4. What are the top 2 or 3 technology trends that you see impacting your business in the coming years?
The rise of behind the meter generating resources will certainly have a major impact, particularly as these technologies come down in cost. The move towards more sustainable, renewable forms of generation to meet our electrical and heating needs can also potentially result in a significant shift in the shape and magnitude of our system load. We also see the increase of electric vehicles and the expansion of EV charging infrastructure as having a significant impact on our business. The technology that will enable virtual power plants and aggregation will be in demand. Each of these trends presents both opportunities and challenges that we as an energy services provider will have to adapt to. We are also seeing a rising trend in interest in transactive energy, which we are very keen to learn more about.
5. How would you characterize the Canadian storage market from a policy perspective?
There are several policies, both at the Canadian provincial and federal levels, that could support an increase in demand for storage in the near future. In Ontario, recent changes to rate regulation now permit smaller commercial and industrial customers to opt in to a rate class in which demand charges make up a much larger proportion of their bill. This would effectively allow a much larger group of customers to take advantage of the functionality that storage is ideally suited to provide. Recent changes to the provincial net metering regulation also now permit storage to be considered as a renewable resource, provided it is connected to renewable generation, making the business case for storage far more appealing. Finally, Ontario’s Independent Electricity System Operator (IESO) last year issued a Request for Information (RFI) to better understand the potential benefits of expanding its regulated market, which could signal an opportunity for owners of storage systems to add another layer to their value stack.

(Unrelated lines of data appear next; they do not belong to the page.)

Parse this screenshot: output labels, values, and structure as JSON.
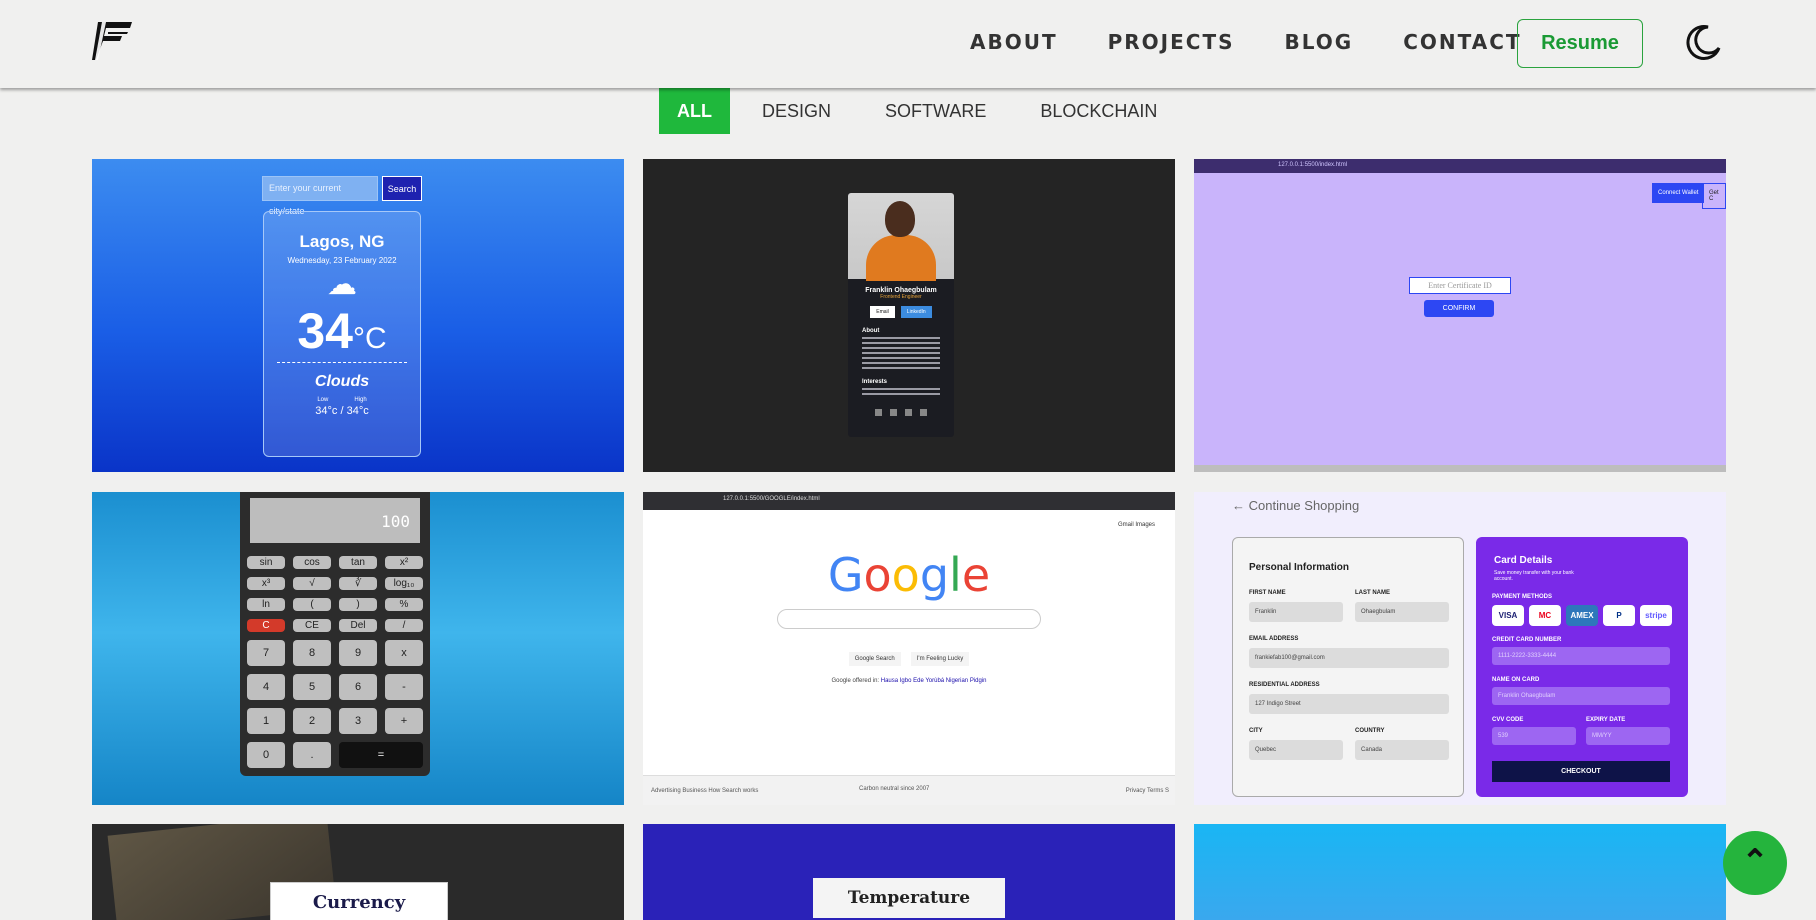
{
  "header": {
    "logo": "FF",
    "nav": [
      {
        "label": "ABOUT"
      },
      {
        "label": "PROJECTS"
      },
      {
        "label": "BLOG"
      },
      {
        "label": "CONTACT"
      }
    ],
    "resume_label": "Resume",
    "theme_icon": "moon-icon"
  },
  "filters": {
    "tabs": [
      "ALL",
      "DESIGN",
      "SOFTWARE",
      "BLOCKCHAIN"
    ],
    "active": "ALL"
  },
  "colors": {
    "accent": "#1fb83c",
    "background": "#f0f0ef"
  },
  "projects": {
    "weather": {
      "placeholder": "Enter your current city/state",
      "search_label": "Search",
      "city": "Lagos, NG",
      "date": "Wednesday, 23 February 2022",
      "temp": "34",
      "unit": "°C",
      "desc": "Clouds",
      "low_label": "Low",
      "high_label": "High",
      "range": "34°c / 34°c"
    },
    "profile": {
      "name": "Franklin Ohaegbulam",
      "role": "Frontend Engineer",
      "email_btn": "Email",
      "linkedin_btn": "LinkedIn",
      "about_title": "About",
      "interests_title": "Interests"
    },
    "certificate": {
      "url": "127.0.0.1:5500/index.html",
      "connect_label": "Connect Wallet",
      "get_label": "Get C",
      "input_placeholder": "Enter Certificate ID",
      "confirm_label": "CONFIRM"
    },
    "calculator": {
      "display": "100",
      "sci_rows": [
        [
          "sin",
          "cos",
          "tan",
          "x²"
        ],
        [
          "x³",
          "√",
          "∛",
          "log₁₀"
        ],
        [
          "ln",
          "(",
          ")",
          "%"
        ],
        [
          "C",
          "CE",
          "Del",
          "/"
        ]
      ],
      "num_rows": [
        [
          "7",
          "8",
          "9",
          "x"
        ],
        [
          "4",
          "5",
          "6",
          "-"
        ],
        [
          "1",
          "2",
          "3",
          "+"
        ]
      ],
      "last_row": [
        "0",
        ".",
        "="
      ]
    },
    "google": {
      "url": "127.0.0.1:5500/GOOGLE/index.html",
      "top_links": "Gmail  Images",
      "logo": "Google",
      "search_btn": "Google Search",
      "lucky_btn": "I'm Feeling Lucky",
      "offered_in": "Google offered in:",
      "languages": "Hausa  Igbo  Ede Yorùbá  Nigerian Pidgin",
      "footer_left": "Advertising    Business    How Search works",
      "footer_mid": "Carbon neutral since 2007",
      "footer_right": "Privacy    Terms    S"
    },
    "checkout": {
      "back_label": "Continue Shopping",
      "personal_title": "Personal Information",
      "first_name_label": "FIRST NAME",
      "first_name": "Franklin",
      "last_name_label": "LAST NAME",
      "last_name": "Ohaegbulam",
      "email_label": "EMAIL ADDRESS",
      "email": "frankiefab100@gmail.com",
      "address_label": "RESIDENTIAL ADDRESS",
      "address": "127 Indigo Street",
      "city_label": "CITY",
      "city": "Quebec",
      "country_label": "COUNTRY",
      "country": "Canada",
      "card_title": "Card Details",
      "card_sub": "Save money transfer with your bank account.",
      "methods_label": "PAYMENT METHODS",
      "methods": [
        "VISA",
        "MC",
        "AMEX",
        "P",
        "stripe"
      ],
      "cc_label": "CREDIT CARD NUMBER",
      "cc": "1111-2222-3333-4444",
      "noc_label": "NAME ON CARD",
      "noc": "Franklin Ohaegbulam",
      "cvv_label": "CVV CODE",
      "cvv": "539",
      "exp_label": "EXPIRY DATE",
      "exp": "MM/YY",
      "checkout_label": "CHECKOUT"
    },
    "currency": {
      "label": "Currency Converter"
    },
    "temperature": {
      "label": "Temperature Converter"
    }
  },
  "back_to_top_icon": "chevron-up-icon"
}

At the federal level, the Canadian government recently implemented a National Carbon Policy that requires all provinces to develop some form of carbon pricing, either through a carbon tax or a cap and trade system. This certainly paves the way for the economic case for storage to become stronger.
6. What are you most looking forward to seeing/learning at Energy Storage North America this summer?
We are interested in catching up with the latest trends, initiatives and learnings from other innovative utilities and technology providers. We are also keen to learn how other players have successfully implemented business models for energy storage for their customers.